While there cannot be set quotas on home-grown workers, urgent action is required to identify where British jobseekers need better training to compete, the Labour leader said.

Demanding that job centres be told of all firms where more than one in four staff is from overseas would form part of the new system to provide Whitehall and town halls with vital information.

Miliband hopes to shift the focus of the debate from border controls, and what he says are ineffective Government caps on arrivals, towards the impact on people's daily lives.

While restrictions on new arrivals, including caps on people from any new EU member state, are necessary, reforming the jobs market is just as important, he argued.

Stricter enforcement of minimum wage laws and doubling fines to £10,000 would also form part of an effort to stop firms using cheap foreign labour to undercut domestic jobseekers.

Miliband distanced himself from the rhetoric of his predecessor Gordon Brown, saying: "I am not going to promise 'British jobs for British workers'.

"But we need an economy which offers working people a fair crack of the whip. The problem we need to address is in those areas and sectors where local talent is locked out of opportunity."

He said Labour had to change its approach to immigration and recognise "the costs as well as the benefits".

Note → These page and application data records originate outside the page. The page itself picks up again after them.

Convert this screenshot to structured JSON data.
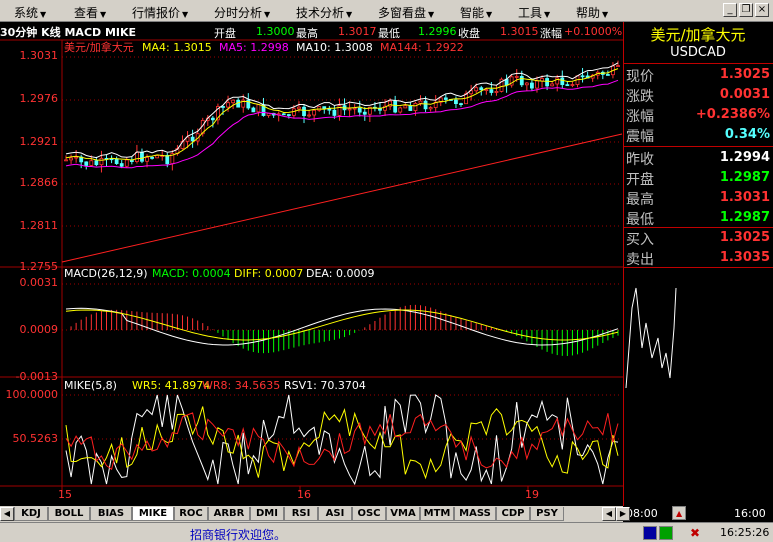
{
  "menu": [
    {
      "label": "系统",
      "x": 14
    },
    {
      "label": "查看",
      "x": 74
    },
    {
      "label": "行情报价",
      "x": 132
    },
    {
      "label": "分时分析",
      "x": 214
    },
    {
      "label": "技术分析",
      "x": 296
    },
    {
      "label": "多窗看盘",
      "x": 378
    },
    {
      "label": "智能",
      "x": 460
    },
    {
      "label": "工具",
      "x": 518
    },
    {
      "label": "帮助",
      "x": 576
    }
  ],
  "chart": {
    "period_label": "30分钟 K线 MACD MIKE",
    "header": {
      "open_label": "开盘",
      "open": "1.3000",
      "high_label": "最高",
      "high": "1.3017",
      "low_label": "最低",
      "low": "1.2996",
      "close_label": "收盘",
      "close": "1.3015",
      "change_label": "涨幅",
      "change": "+0.1000%"
    },
    "ma_legend": {
      "name": "美元/加拿大元",
      "ma4": "MA4: 1.3015",
      "ma5": "MA5: 1.2998",
      "ma10": "MA10: 1.3008",
      "ma144": "MA144: 1.2922"
    },
    "macd_legend": {
      "name": "MACD(26,12,9)",
      "macd": "MACD: 0.0004",
      "diff": "DIFF: 0.0007",
      "dea": "DEA: 0.0009"
    },
    "mike_legend": {
      "name": "MIKE(5,8)",
      "wr5": "WR5: 41.8974",
      "wr8": "WR8: 34.5635",
      "rsv1": "RSV1: 70.3704"
    },
    "price_ticks": [
      "1.3031",
      "1.2976",
      "1.2921",
      "1.2866",
      "1.2811",
      "1.2755"
    ],
    "macd_ticks": [
      "0.0031",
      "0.0009",
      "-0.0013"
    ],
    "mike_ticks": [
      "100.0000",
      "50.5263"
    ],
    "x_ticks": [
      "15",
      "16",
      "19"
    ]
  },
  "colors": {
    "up": "#ff3232",
    "down": "#54ffff",
    "ma4": "#ffffff",
    "ma5": "#ffff00",
    "ma10": "#ff00ff",
    "ma144": "#ff2020",
    "grid": "#a00000"
  },
  "quote": {
    "name": "美元/加拿大元",
    "code": "USDCAD",
    "rows": [
      {
        "label": "现价",
        "value": "1.3025",
        "color": "#ff3232"
      },
      {
        "label": "涨跌",
        "value": "0.0031",
        "color": "#ff3232"
      },
      {
        "label": "涨幅",
        "value": "+0.2386%",
        "color": "#ff3232"
      },
      {
        "label": "震幅",
        "value": "0.34%",
        "color": "#54ffff"
      },
      {
        "label": "昨收",
        "value": "1.2994",
        "color": "#ffffff"
      },
      {
        "label": "开盘",
        "value": "1.2987",
        "color": "#00ff00"
      },
      {
        "label": "最高",
        "value": "1.3031",
        "color": "#ff3232"
      },
      {
        "label": "最低",
        "value": "1.2987",
        "color": "#00ff00"
      },
      {
        "label": "买入",
        "value": "1.3025",
        "color": "#ff3232"
      },
      {
        "label": "卖出",
        "value": "1.3035",
        "color": "#ff3232"
      }
    ],
    "time_start": "08:00",
    "time_end": "16:00"
  },
  "tabs": [
    "KDJ",
    "BOLL",
    "BIAS",
    "MIKE",
    "ROC",
    "ARBR",
    "DMI",
    "RSI",
    "ASI",
    "OSC",
    "VMA",
    "MTM",
    "MASS",
    "CDP",
    "PSY"
  ],
  "active_tab": "MIKE",
  "status": {
    "ticker": "招商银行欢迎您。",
    "clock": "16:25:26"
  }
}
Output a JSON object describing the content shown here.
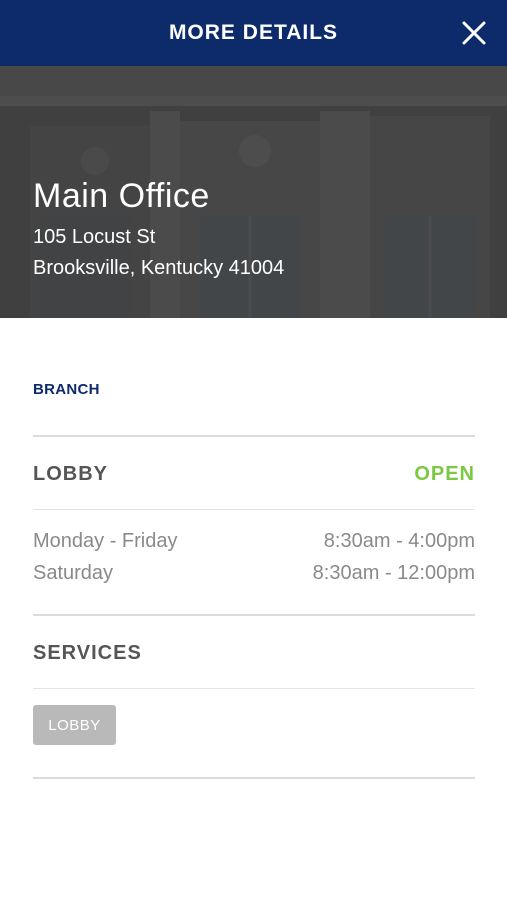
{
  "header": {
    "title": "MORE DETAILS",
    "close_icon": "close-icon"
  },
  "location": {
    "name": "Main Office",
    "address_line1": "105 Locust St",
    "address_line2": "Brooksville, Kentucky 41004",
    "type": "BRANCH"
  },
  "lobby": {
    "title": "LOBBY",
    "status": "OPEN",
    "hours": [
      {
        "days": "Monday - Friday",
        "time": "8:30am - 4:00pm"
      },
      {
        "days": "Saturday",
        "time": "8:30am - 12:00pm"
      }
    ]
  },
  "services": {
    "title": "SERVICES",
    "tags": [
      "LOBBY"
    ]
  },
  "colors": {
    "header_bg": "#0d2a6b",
    "branch_label": "#0d2a6b",
    "open_status": "#7ac943",
    "tag_bg": "#b9b9b9"
  }
}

The last Labour government under Brown became "too disconnected from the concerns of working people", he said.

"We too easily assumed those who worried about immigration were stuck in the past, unrealistic about how things could be different, even prejudiced," he said.

"But Britain was experiencing the largest peacetime migration in recent history, and people's concerns were genuine.

"Why didn't we listen more? At least by the end of our time in office, we were too dazzled by globalisation and too sanguine about its price.

"By focusing too much on globalisation and migration's impact on growth, we lost sight of who was benefiting from that growth - and the people who were being squeezed. And, to those who lost out, Labour was too quick to say 'Like it or lump it'."